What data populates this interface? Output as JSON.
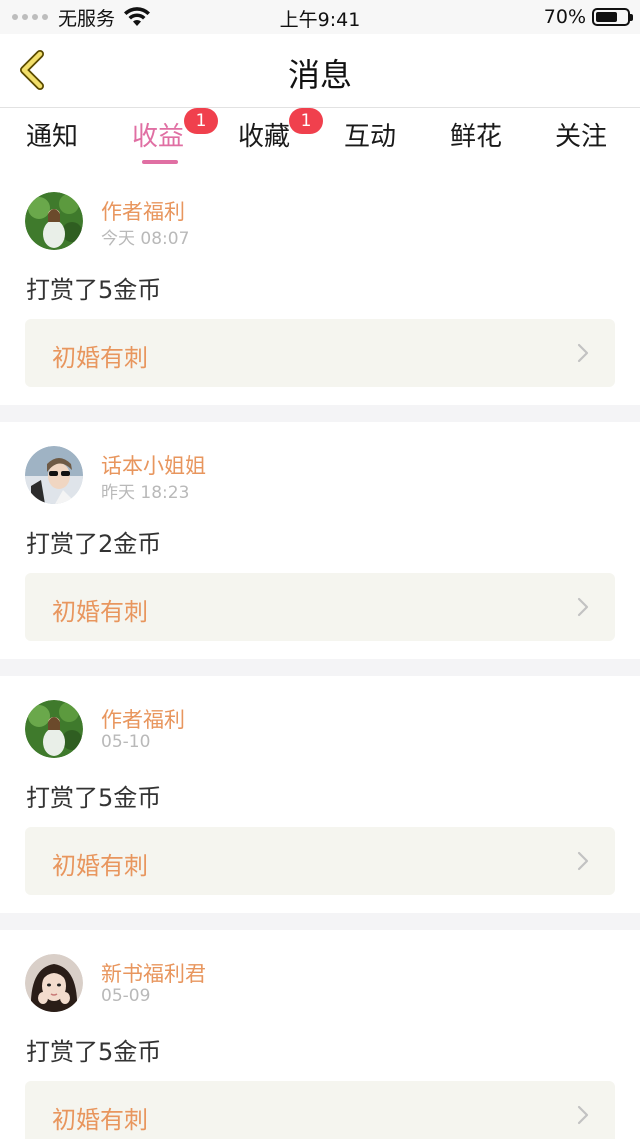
{
  "status_bar": {
    "carrier": "无服务",
    "time": "上午9:41",
    "battery_percent": "70%",
    "battery_level": 0.7
  },
  "nav": {
    "title": "消息"
  },
  "tabs": [
    {
      "label": "通知",
      "badge": ""
    },
    {
      "label": "收益",
      "badge": "1",
      "active": true
    },
    {
      "label": "收藏",
      "badge": "1"
    },
    {
      "label": "互动",
      "badge": ""
    },
    {
      "label": "鲜花",
      "badge": ""
    },
    {
      "label": "关注",
      "badge": ""
    }
  ],
  "messages": [
    {
      "sender": "作者福利",
      "time": "今天 08:07",
      "text": "打赏了5金币",
      "book": "初婚有刺",
      "avatar": "forest-girl-avatar"
    },
    {
      "sender": "话本小姐姐",
      "time": "昨天 18:23",
      "text": "打赏了2金币",
      "book": "初婚有刺",
      "avatar": "sunglasses-girl-avatar"
    },
    {
      "sender": "作者福利",
      "time": "05-10",
      "text": "打赏了5金币",
      "book": "初婚有刺",
      "avatar": "forest-girl-avatar"
    },
    {
      "sender": "新书福利君",
      "time": "05-09",
      "text": "打赏了5金币",
      "book": "初婚有刺",
      "avatar": "dark-hair-girl-avatar"
    }
  ],
  "colors": {
    "accent_pink": "#e06fa3",
    "accent_orange": "#e8965e",
    "badge_red": "#f0404d"
  }
}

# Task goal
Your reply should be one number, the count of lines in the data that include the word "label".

# Written answer
6